§ RECORDS FOR PROCESSING:

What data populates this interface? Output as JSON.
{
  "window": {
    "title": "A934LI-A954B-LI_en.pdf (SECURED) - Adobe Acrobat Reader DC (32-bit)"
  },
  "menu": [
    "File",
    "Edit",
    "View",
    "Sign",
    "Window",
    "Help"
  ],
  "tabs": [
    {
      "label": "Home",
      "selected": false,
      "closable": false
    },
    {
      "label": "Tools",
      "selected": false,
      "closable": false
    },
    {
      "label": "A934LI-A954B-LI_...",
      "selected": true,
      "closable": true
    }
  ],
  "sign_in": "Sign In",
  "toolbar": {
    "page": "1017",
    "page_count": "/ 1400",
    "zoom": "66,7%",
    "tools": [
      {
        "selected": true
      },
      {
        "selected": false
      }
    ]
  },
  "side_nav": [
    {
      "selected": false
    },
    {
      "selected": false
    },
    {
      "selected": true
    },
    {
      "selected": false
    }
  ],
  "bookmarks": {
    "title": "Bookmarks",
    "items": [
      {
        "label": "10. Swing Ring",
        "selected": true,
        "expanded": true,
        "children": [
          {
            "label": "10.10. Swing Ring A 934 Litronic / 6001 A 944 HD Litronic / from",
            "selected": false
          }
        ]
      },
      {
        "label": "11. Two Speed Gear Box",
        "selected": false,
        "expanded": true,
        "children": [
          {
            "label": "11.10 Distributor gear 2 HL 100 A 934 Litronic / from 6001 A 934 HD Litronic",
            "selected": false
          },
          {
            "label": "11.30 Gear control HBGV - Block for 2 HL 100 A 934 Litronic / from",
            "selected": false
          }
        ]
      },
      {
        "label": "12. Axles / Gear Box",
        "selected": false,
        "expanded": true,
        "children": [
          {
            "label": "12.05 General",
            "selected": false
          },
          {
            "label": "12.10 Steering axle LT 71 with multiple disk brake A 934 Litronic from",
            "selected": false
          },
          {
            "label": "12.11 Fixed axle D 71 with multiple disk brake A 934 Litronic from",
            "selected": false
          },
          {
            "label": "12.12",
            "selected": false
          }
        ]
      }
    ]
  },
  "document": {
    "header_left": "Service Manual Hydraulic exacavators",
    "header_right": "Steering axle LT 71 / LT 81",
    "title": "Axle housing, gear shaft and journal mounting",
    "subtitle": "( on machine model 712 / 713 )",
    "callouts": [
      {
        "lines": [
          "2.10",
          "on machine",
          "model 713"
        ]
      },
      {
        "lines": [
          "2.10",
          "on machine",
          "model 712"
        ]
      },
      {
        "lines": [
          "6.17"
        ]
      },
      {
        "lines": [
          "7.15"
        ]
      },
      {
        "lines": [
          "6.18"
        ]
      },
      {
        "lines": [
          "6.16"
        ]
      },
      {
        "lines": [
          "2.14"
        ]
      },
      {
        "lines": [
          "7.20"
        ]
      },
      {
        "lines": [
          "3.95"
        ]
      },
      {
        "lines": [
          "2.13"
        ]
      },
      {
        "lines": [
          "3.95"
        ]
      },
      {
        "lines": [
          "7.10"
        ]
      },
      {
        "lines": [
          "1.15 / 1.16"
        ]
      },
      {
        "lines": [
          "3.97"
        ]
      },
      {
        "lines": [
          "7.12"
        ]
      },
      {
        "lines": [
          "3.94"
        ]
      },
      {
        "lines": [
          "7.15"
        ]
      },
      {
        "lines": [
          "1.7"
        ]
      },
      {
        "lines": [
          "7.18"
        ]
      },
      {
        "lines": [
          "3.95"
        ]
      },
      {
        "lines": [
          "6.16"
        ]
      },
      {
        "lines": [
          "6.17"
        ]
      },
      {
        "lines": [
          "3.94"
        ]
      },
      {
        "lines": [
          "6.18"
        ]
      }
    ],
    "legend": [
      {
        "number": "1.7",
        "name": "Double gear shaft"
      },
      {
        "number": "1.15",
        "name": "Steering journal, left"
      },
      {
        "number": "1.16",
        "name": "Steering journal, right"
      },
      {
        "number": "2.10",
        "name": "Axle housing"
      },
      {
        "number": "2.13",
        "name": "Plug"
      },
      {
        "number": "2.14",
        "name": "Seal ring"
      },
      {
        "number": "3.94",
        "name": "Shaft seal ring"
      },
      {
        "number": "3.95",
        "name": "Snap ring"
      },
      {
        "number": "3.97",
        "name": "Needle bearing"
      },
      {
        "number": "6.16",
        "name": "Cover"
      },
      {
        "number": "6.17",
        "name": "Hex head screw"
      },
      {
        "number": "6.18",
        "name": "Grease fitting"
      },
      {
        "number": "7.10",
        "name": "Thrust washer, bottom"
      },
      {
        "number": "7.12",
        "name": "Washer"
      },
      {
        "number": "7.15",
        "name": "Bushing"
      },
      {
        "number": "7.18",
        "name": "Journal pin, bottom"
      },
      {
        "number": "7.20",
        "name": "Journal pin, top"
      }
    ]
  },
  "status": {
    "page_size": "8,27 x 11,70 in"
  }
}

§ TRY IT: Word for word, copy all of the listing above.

§ ANSWER TO THE EXERCISE:
What data populates this interface? Output as JSON.
{
  "window": {
    "title": "A934LI-A954B-LI_en.pdf (SECURED) - Adobe Acrobat Reader DC (32-bit)"
  },
  "menu": [
    "File",
    "Edit",
    "View",
    "Sign",
    "Window",
    "Help"
  ],
  "tabs": [
    {
      "label": "Home",
      "selected": false,
      "closable": false
    },
    {
      "label": "Tools",
      "selected": false,
      "closable": false
    },
    {
      "label": "A934LI-A954B-LI_...",
      "selected": true,
      "closable": true
    }
  ],
  "sign_in": "Sign In",
  "toolbar": {
    "page": "1017",
    "page_count": "/ 1400",
    "zoom": "66,7%",
    "tools": [
      {
        "selected": true
      },
      {
        "selected": false
      }
    ]
  },
  "side_nav": [
    {
      "selected": false
    },
    {
      "selected": false
    },
    {
      "selected": true
    },
    {
      "selected": false
    }
  ],
  "bookmarks": {
    "title": "Bookmarks",
    "items": [
      {
        "label": "10. Swing Ring",
        "selected": true,
        "expanded": true,
        "children": [
          {
            "label": "10.10. Swing Ring A 934 Litronic / 6001 A 944 HD Litronic / from",
            "selected": false
          }
        ]
      },
      {
        "label": "11. Two Speed Gear Box",
        "selected": false,
        "expanded": true,
        "children": [
          {
            "label": "11.10 Distributor gear 2 HL 100 A 934 Litronic / from 6001 A 934 HD Litronic",
            "selected": false
          },
          {
            "label": "11.30 Gear control HBGV - Block for 2 HL 100 A 934 Litronic / from",
            "selected": false
          }
        ]
      },
      {
        "label": "12. Axles / Gear Box",
        "selected": false,
        "expanded": true,
        "children": [
          {
            "label": "12.05 General",
            "selected": false
          },
          {
            "label": "12.10 Steering axle LT 71 with multiple disk brake A 934 Litronic from",
            "selected": false
          },
          {
            "label": "12.11 Fixed axle D 71 with multiple disk brake A 934 Litronic from",
            "selected": false
          },
          {
            "label": "12.12",
            "selected": false
          }
        ]
      }
    ]
  },
  "document": {
    "header_left": "Service Manual Hydraulic exacavators",
    "header_right": "Steering axle LT 71 / LT 81",
    "title": "Axle housing, gear shaft and journal mounting",
    "subtitle": "( on machine model 712 / 713 )",
    "callouts": [
      {
        "lines": [
          "2.10",
          "on machine",
          "model 713"
        ]
      },
      {
        "lines": [
          "2.10",
          "on machine",
          "model 712"
        ]
      },
      {
        "lines": [
          "6.17"
        ]
      },
      {
        "lines": [
          "7.15"
        ]
      },
      {
        "lines": [
          "6.18"
        ]
      },
      {
        "lines": [
          "6.16"
        ]
      },
      {
        "lines": [
          "2.14"
        ]
      },
      {
        "lines": [
          "7.20"
        ]
      },
      {
        "lines": [
          "3.95"
        ]
      },
      {
        "lines": [
          "2.13"
        ]
      },
      {
        "lines": [
          "3.95"
        ]
      },
      {
        "lines": [
          "7.10"
        ]
      },
      {
        "lines": [
          "1.15 / 1.16"
        ]
      },
      {
        "lines": [
          "3.97"
        ]
      },
      {
        "lines": [
          "7.12"
        ]
      },
      {
        "lines": [
          "3.94"
        ]
      },
      {
        "lines": [
          "7.15"
        ]
      },
      {
        "lines": [
          "1.7"
        ]
      },
      {
        "lines": [
          "7.18"
        ]
      },
      {
        "lines": [
          "3.95"
        ]
      },
      {
        "lines": [
          "6.16"
        ]
      },
      {
        "lines": [
          "6.17"
        ]
      },
      {
        "lines": [
          "3.94"
        ]
      },
      {
        "lines": [
          "6.18"
        ]
      }
    ],
    "legend": [
      {
        "number": "1.7",
        "name": "Double gear shaft"
      },
      {
        "number": "1.15",
        "name": "Steering journal, left"
      },
      {
        "number": "1.16",
        "name": "Steering journal, right"
      },
      {
        "number": "2.10",
        "name": "Axle housing"
      },
      {
        "number": "2.13",
        "name": "Plug"
      },
      {
        "number": "2.14",
        "name": "Seal ring"
      },
      {
        "number": "3.94",
        "name": "Shaft seal ring"
      },
      {
        "number": "3.95",
        "name": "Snap ring"
      },
      {
        "number": "3.97",
        "name": "Needle bearing"
      },
      {
        "number": "6.16",
        "name": "Cover"
      },
      {
        "number": "6.17",
        "name": "Hex head screw"
      },
      {
        "number": "6.18",
        "name": "Grease fitting"
      },
      {
        "number": "7.10",
        "name": "Thrust washer, bottom"
      },
      {
        "number": "7.12",
        "name": "Washer"
      },
      {
        "number": "7.15",
        "name": "Bushing"
      },
      {
        "number": "7.18",
        "name": "Journal pin, bottom"
      },
      {
        "number": "7.20",
        "name": "Journal pin, top"
      }
    ]
  },
  "status": {
    "page_size": "8,27 x 11,70 in"
  }
}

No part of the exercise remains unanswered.